As a young teacher, I was often simultaneously overwhelmed by the responsibility of teaching and overjoyed at the prospect of unlimited potential for creativity, challenge and fun in my classroom each day. And I thought the Grade 4 homeroom was the absolute best level to teach. However, after a number of classroom years I thought I should give school administration a try. Realistically I was blissfully unaware of all the challenges to come my way, but I had observed my principal, soaked up what I could, and was very lucky to work in a very collaborative school. (Back then we just knew we better be working together to pull off all the events we did!)
I am ever so thankful for the good folks in my first admin appointment who put up with a lot of missteps in those first years. I quickly noted that my safe place was still the teaching assignment, in pretty stark contrast to the minute by minute challenges of the admin world. The feeling that I was ‘on’ as soon as I walked through the door in the morning, and was needed to make decisions, lend a hand, advise, discipline, call parents, and find a second for lunch sometime during the day was another definition of overwhelming. I often wished I could just get my coat off before the first person rolled through the door. That was a dream.

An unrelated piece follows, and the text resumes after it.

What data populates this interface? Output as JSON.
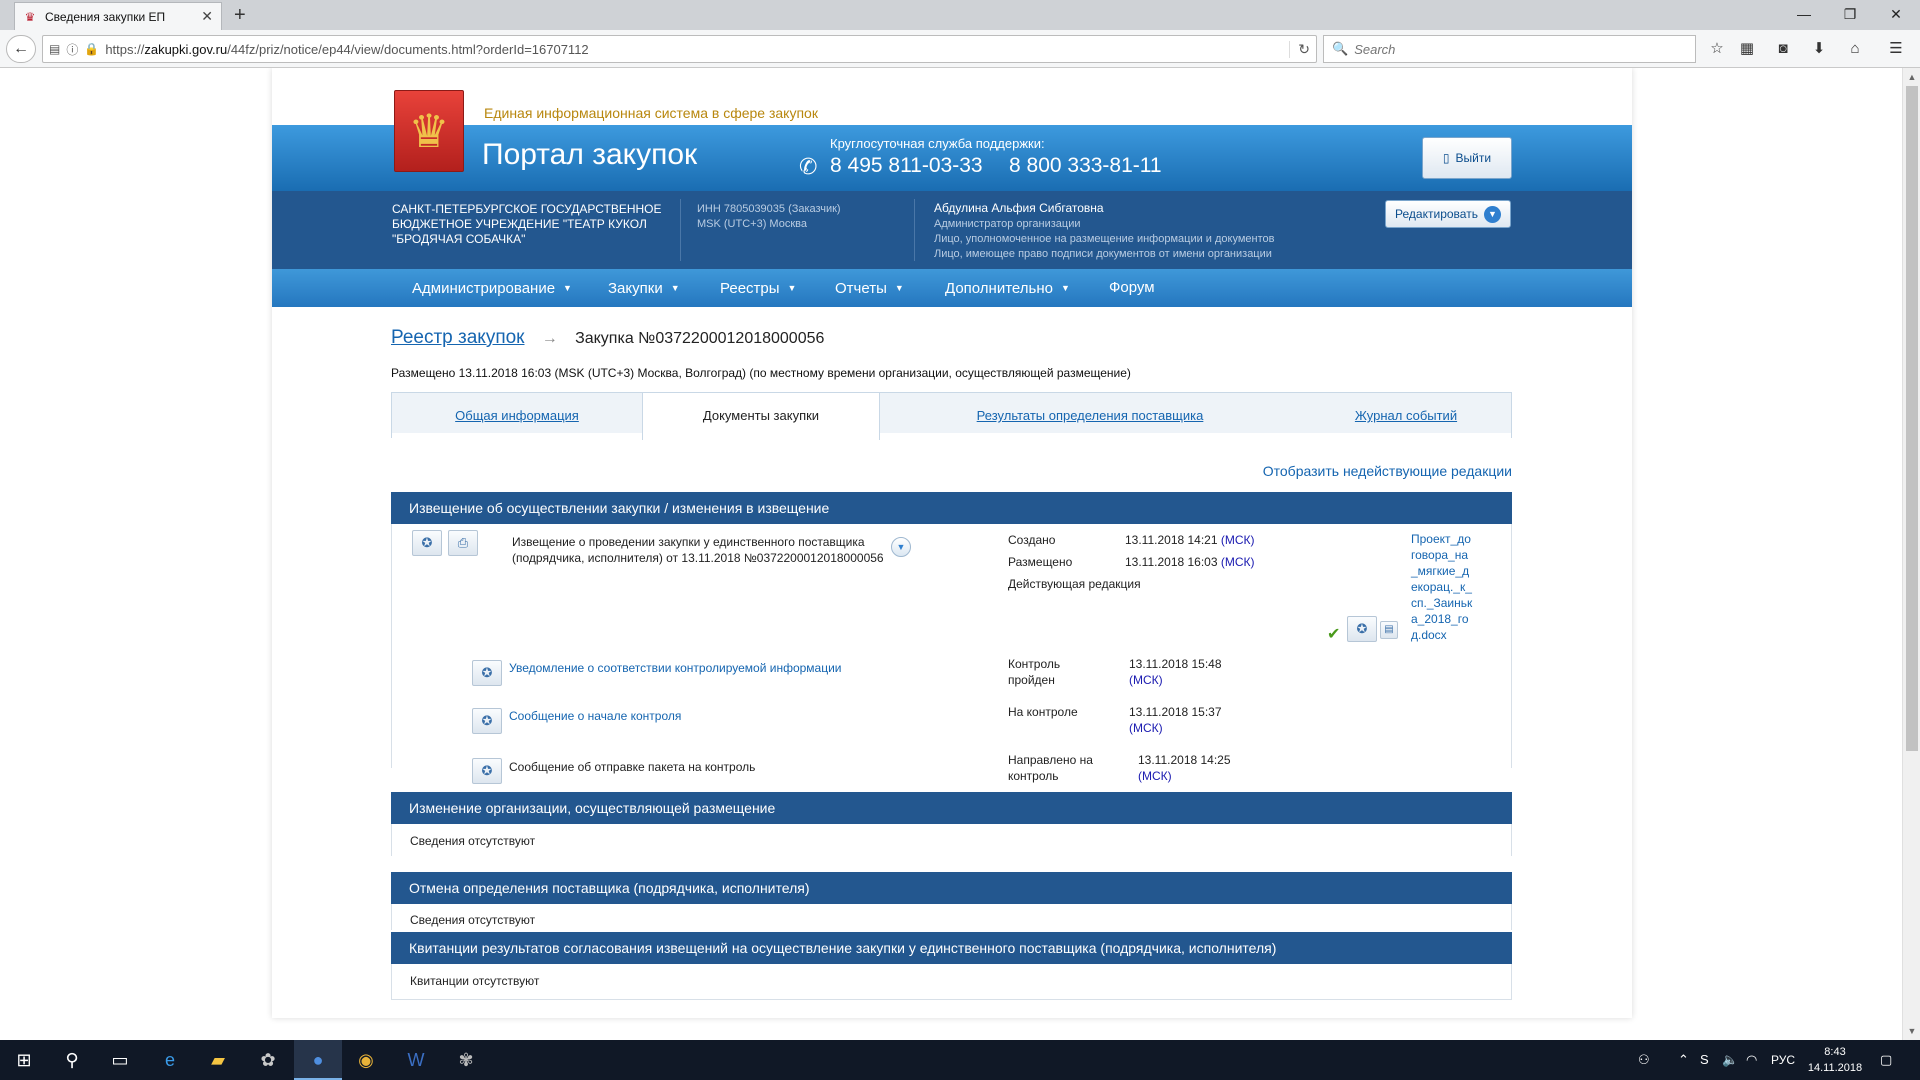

I came to realize that this new side of the office door was going to be a ‘new’ busy place no matter what I wished for or wanted, and this is what I had signed up for. Well, maybe not this exactly, but no backing out now. I found that the decisions most important were not the ones involving things like timetable scheduling, event planning, or even budgeting. It was the emotional response I would have to situations that called for a cool head, a step back, a way to help others understand themselves and their actions; moreover, a way to help others work through situations while refraining from providing a one-sided quick fix. To do this I came to understand that while in the classroom I always strived to be the teacher the students wanted me to be; as administrator I was thinking about what my staff wanted me to be, how they would describe me to others, and how I would grow as an administrator. To do that I knew I had to look inward and reflect on me as a person.

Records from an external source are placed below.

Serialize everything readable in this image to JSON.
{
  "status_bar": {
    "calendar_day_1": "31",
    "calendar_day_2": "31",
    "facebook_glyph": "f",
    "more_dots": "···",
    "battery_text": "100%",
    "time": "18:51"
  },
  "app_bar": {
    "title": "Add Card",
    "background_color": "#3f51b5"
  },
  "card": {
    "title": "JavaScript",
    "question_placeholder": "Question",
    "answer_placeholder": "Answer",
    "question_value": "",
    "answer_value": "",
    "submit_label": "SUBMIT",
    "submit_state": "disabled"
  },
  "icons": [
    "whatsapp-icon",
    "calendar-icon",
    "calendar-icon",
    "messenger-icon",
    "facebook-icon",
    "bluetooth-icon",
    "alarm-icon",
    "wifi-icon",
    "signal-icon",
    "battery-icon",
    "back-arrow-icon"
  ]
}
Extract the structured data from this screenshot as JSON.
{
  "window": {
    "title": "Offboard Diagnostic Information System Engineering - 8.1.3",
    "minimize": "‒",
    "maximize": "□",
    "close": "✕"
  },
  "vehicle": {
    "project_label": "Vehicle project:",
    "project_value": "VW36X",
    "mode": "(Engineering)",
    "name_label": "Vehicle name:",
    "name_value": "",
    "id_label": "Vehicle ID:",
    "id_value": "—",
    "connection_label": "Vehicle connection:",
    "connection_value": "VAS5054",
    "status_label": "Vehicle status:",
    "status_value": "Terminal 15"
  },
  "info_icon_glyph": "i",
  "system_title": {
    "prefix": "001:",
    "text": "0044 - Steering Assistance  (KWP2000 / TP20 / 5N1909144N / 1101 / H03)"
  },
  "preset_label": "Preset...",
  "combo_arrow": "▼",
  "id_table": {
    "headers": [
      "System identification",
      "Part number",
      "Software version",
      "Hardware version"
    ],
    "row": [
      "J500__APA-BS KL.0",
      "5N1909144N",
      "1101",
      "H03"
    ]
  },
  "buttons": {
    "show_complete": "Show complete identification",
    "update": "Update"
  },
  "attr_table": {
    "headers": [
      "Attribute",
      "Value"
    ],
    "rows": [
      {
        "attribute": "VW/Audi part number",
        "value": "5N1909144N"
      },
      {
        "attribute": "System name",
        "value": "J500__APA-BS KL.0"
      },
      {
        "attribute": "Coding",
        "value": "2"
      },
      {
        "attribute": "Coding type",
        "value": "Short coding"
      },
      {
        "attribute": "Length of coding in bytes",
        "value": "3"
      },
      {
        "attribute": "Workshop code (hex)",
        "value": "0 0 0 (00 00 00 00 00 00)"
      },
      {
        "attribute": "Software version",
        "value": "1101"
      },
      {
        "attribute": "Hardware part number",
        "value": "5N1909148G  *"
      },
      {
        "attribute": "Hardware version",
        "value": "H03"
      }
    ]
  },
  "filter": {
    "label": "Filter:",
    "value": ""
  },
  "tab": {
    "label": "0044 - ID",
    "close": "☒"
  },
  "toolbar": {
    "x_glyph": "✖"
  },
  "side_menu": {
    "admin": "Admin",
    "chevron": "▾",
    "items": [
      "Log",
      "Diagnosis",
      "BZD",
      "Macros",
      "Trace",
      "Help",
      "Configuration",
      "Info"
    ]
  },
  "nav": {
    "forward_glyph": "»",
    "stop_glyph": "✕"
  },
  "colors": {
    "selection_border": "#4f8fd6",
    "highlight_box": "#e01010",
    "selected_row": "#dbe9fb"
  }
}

I needed to acknowledge the traits I admire in others, and those I aspired to be. That seemed easy. After all, who wouldn’t want to be a trusted, fair, collaborative, honest, kind yet firm when needed leader? But how would I communicate these traits consistently? How would my communication skills ensure that these traits be steadily apparent even in the most difficult of situations?

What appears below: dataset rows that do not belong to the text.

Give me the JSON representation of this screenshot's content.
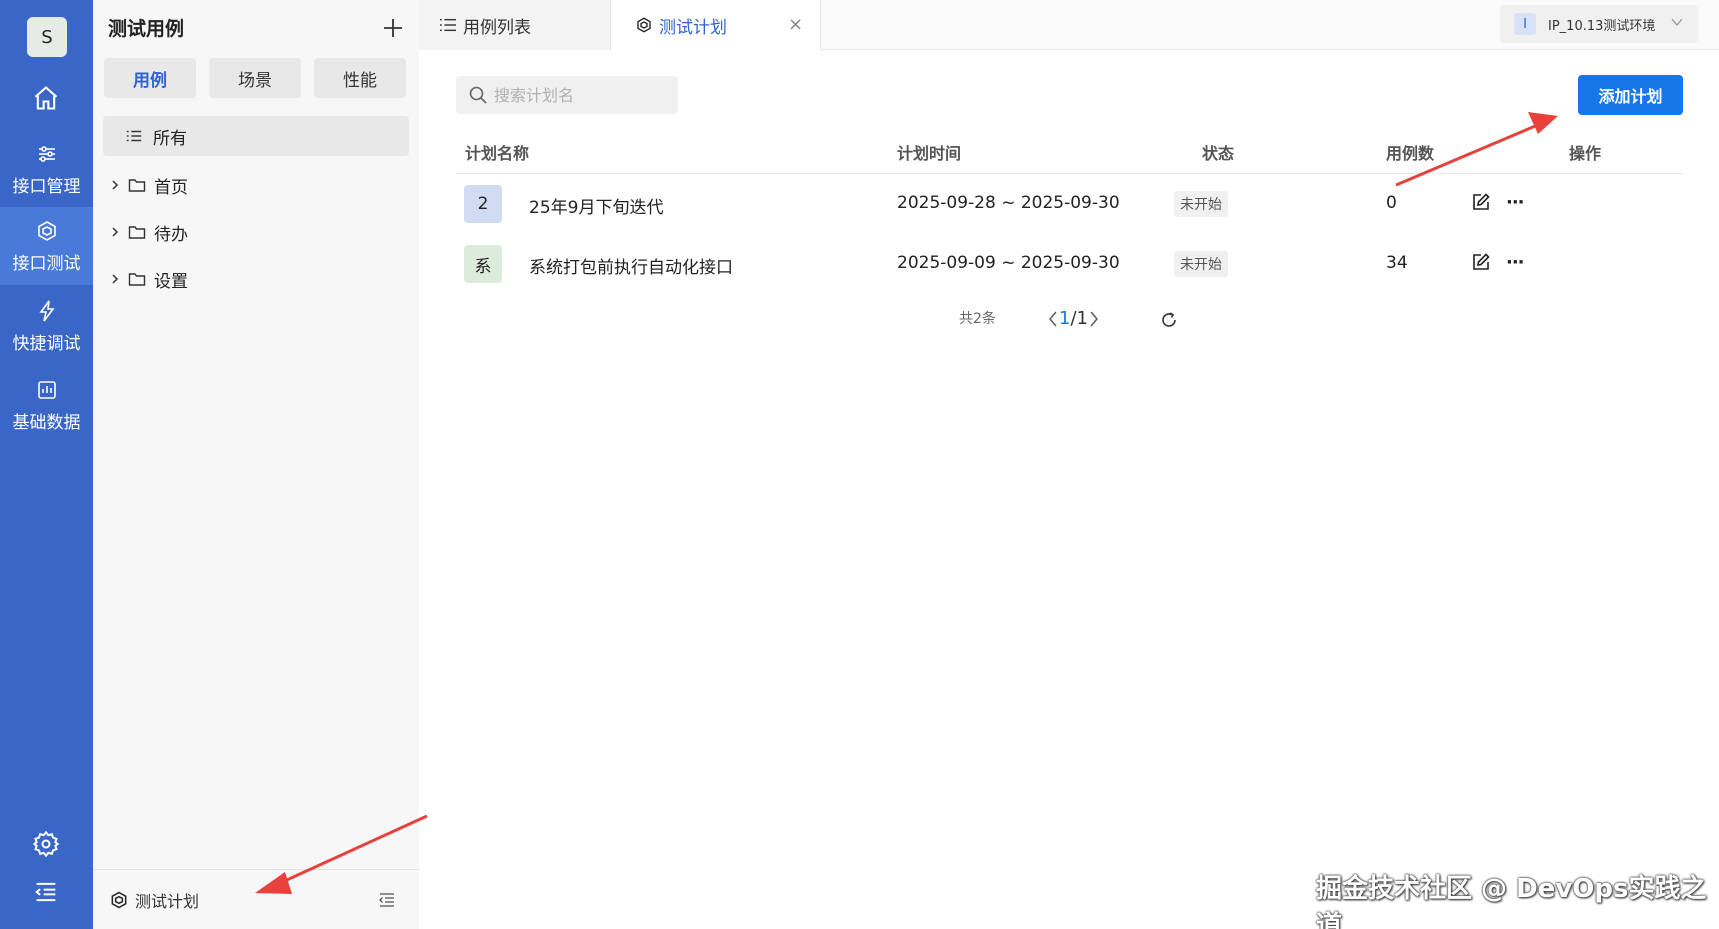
{
  "rail": {
    "avatar": "S",
    "items": [
      {
        "label": "接口管理"
      },
      {
        "label": "接口测试"
      },
      {
        "label": "快捷调试"
      },
      {
        "label": "基础数据"
      }
    ]
  },
  "tree": {
    "title": "测试用例",
    "segments": [
      "用例",
      "场景",
      "性能"
    ],
    "all_label": "所有",
    "folders": [
      "首页",
      "待办",
      "设置"
    ],
    "footer_label": "测试计划"
  },
  "tabs": {
    "list_label": "用例列表",
    "plan_label": "测试计划",
    "close": "×"
  },
  "env": {
    "badge": "I",
    "label": "IP_10.13测试环境"
  },
  "search": {
    "placeholder": "搜索计划名"
  },
  "add_button": "添加计划",
  "table": {
    "headers": [
      "计划名称",
      "计划时间",
      "状态",
      "用例数",
      "操作"
    ],
    "rows": [
      {
        "badge": "2",
        "badge_color": "#cfdcf3",
        "name": "25年9月下旬迭代",
        "time": "2025-09-28 ~ 2025-09-30",
        "status": "未开始",
        "count": "0"
      },
      {
        "badge": "系",
        "badge_color": "#dcebdc",
        "name": "系统打包前执行自动化接口",
        "time": "2025-09-09 ~ 2025-09-30",
        "status": "未开始",
        "count": "34"
      }
    ]
  },
  "pager": {
    "total": "共2条",
    "current": "1",
    "pages": "1"
  },
  "watermark": "掘金技术社区 @ DevOps实践之道",
  "colors": {
    "rail": "#3a66c8",
    "accent": "#1677e8",
    "arrow": "#e8403a"
  }
}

I needed to acknowledge the warts in myself that may influence my view of the school environment: those characteristics or habits of staff that I might view as problematic, or conversely they in me. How would I respond constructively? What strategies and language would I use to be honest yet diplomatic to find the best in each person (teeth-gritting included)?
And, I needed to acknowledge that I did not have all the answers and likely never would, but knowing myself was a first step into leadership.